They brought in Joe Buck, who had never called golf before and never really improved (as I’ve said, if were doing 8-10 tournaments a year covering the PGA and/or LPGA Tour maybe it works better, but when he sees these players one week a year it’s always going to be problematic). Greg Norman was their first analyst (smart, knows the game but couldn’t translate that into being that 18th hole analyst). They flooded the air with people who had never worked together before on one of the two biggest viewing tournaments of the year. They were unwilling to cover the controversy over Dustin Johnson’s ball moving in 2016 despite pros going after the USGA on social media(and were unwilling to call out the USGA’s incompetence in course setup in 2015, 2016 and 2018). These are all self-inflicted wounds.
Sidebar: Joe Buck did several cameos on the IFC show “Brockmire” and he was outstanding and came off as a guy you’d totally want to hang out with. If he brought that persona to his baseball and football coverage it would help a ton. He was funny and he was able to throw a few good barbs out there. If you’re looking for a show to binge-watch you could do worse. Hank Azaria is hilarious.
Not to beat a dead horse, but Oakmont 2016 and Shinnecock 2018 should have been easy, but the USGA’s motto of “hold my beer while we fix that problem that didn’t exist” came into play.
Having said that, they did bring about some real change on the production side:
- The continuous leaderboard bug on weekend coverage or at the very least Sundays should become a permanent staple. CBS and NBC have to make this part of their coverage on a weekly basis.
- Pro Tracer technology. At first I wasn’t sure about this, but it works and doesn’t detract from the coverage. Unlike hockey it doesn’t clutter the screen. It adds to it.
- Drones. I remember watching Fox’s initial coverage of the 2014 Franklin Templeton Shootout and being excited about the use of drones. Full credit to the lads at No Laying Up who use drones extremely well. Again, it very much adds to the viewing experience.
- Uninterrupted coverage during the last hour. The Masters has long been the gold standard because they don’t clog up the viewing experience with an enema of commercials. It’s a clean broadcast free of junk which serves the viewer well.
“If” I were NBC, here’s some things I’d do that would demonstrate a real understanding of how to take the good things that Fox did, and improve upon them. Time to teach an old dog some new tricks.
- Use Mike Tirico as your studio host, and bring back Johnny Miller in some kind of a role for the US Open only. He’s done this for horse racing and occasionally for their NHL coverage.
- Pro Tracer needs to be on every hole all four rounds. Period.
- Use NBCSN for an alternate feed during weekend late day coverage. They did this at the 2014 Ryder Cup. Don’t need announcers. Just show golf. Doesn’t sound like this is the plan according to Jeremy Schilling. If Peacock were to take this on then it could be a nice “add on” option.
- Adapt and use a leaderboard bug during the final round and leave it.
- Drones should be part of their overall coverage.

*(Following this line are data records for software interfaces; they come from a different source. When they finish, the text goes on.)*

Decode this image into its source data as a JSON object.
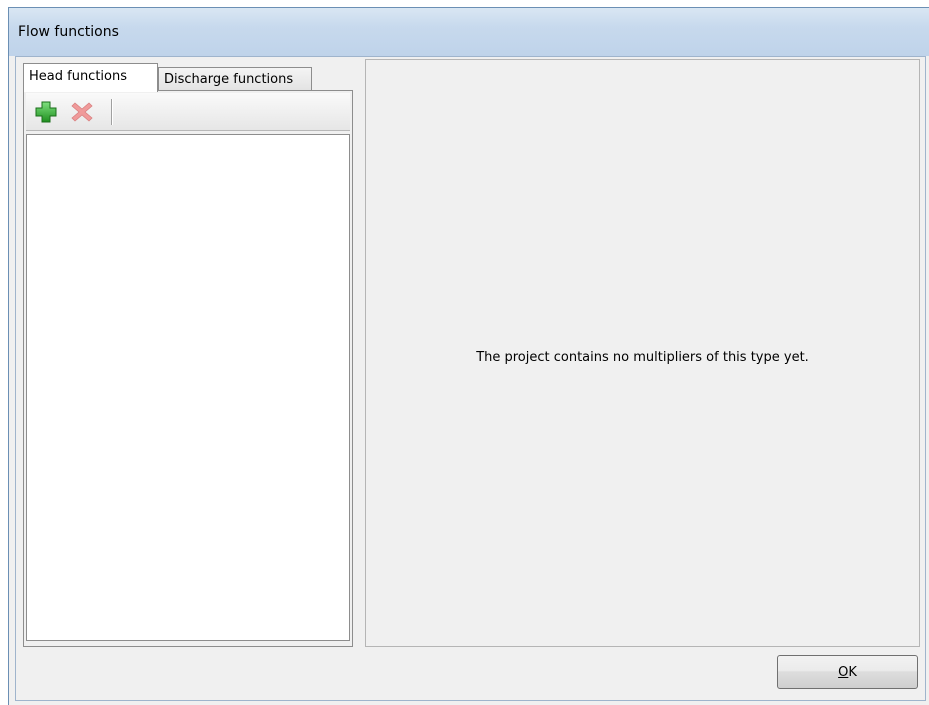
{
  "window": {
    "title": "Flow functions"
  },
  "tabs": [
    {
      "label": "Head functions",
      "active": true
    },
    {
      "label": "Discharge functions",
      "active": false
    }
  ],
  "toolbar": {
    "add_icon": "plus-icon",
    "delete_icon": "delete-x-icon"
  },
  "detail": {
    "empty_message": "The project contains no multipliers of this type yet."
  },
  "footer": {
    "ok_label_mnemonic": "O",
    "ok_label_rest": "K"
  },
  "colors": {
    "add_green": "#2aa52a",
    "delete_red": "#e96b6b",
    "titlebar": "#c7d9ed"
  }
}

Follow the Fox blueprint on their usage. The question everyone at NBC/Golf Channel should be asking is “how do we improve our coverage?” and ask this every day.

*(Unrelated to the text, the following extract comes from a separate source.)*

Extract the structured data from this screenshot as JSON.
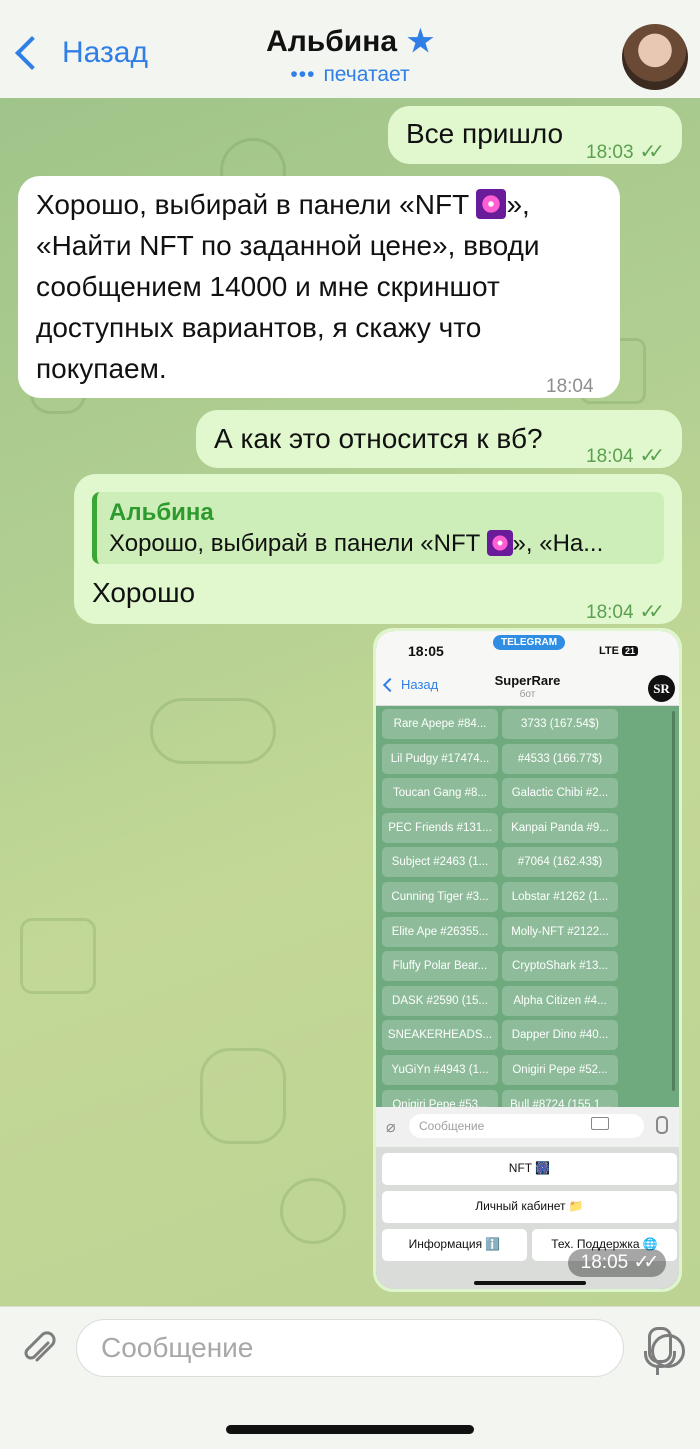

The only potential issue that I can see (from 2021 onward) is their Stanley Cup Final coverage running into the golf (especially for any west coast events, like in 2021 and 2023) which means that the Saturday/Sunday are going to be tricky options (even if you go to an afternoon start you have overtime as a potential issue). Especially next year (2021 at Torrey Pines) if the NHL starts late and runs past the early June finish that they’ve had in 2018 and 2019 (finishing before June 10th) and/or if the NHL adds teams to their playoffs.
Overall I think this is a good move but we won’t know until September when it’s US Open time.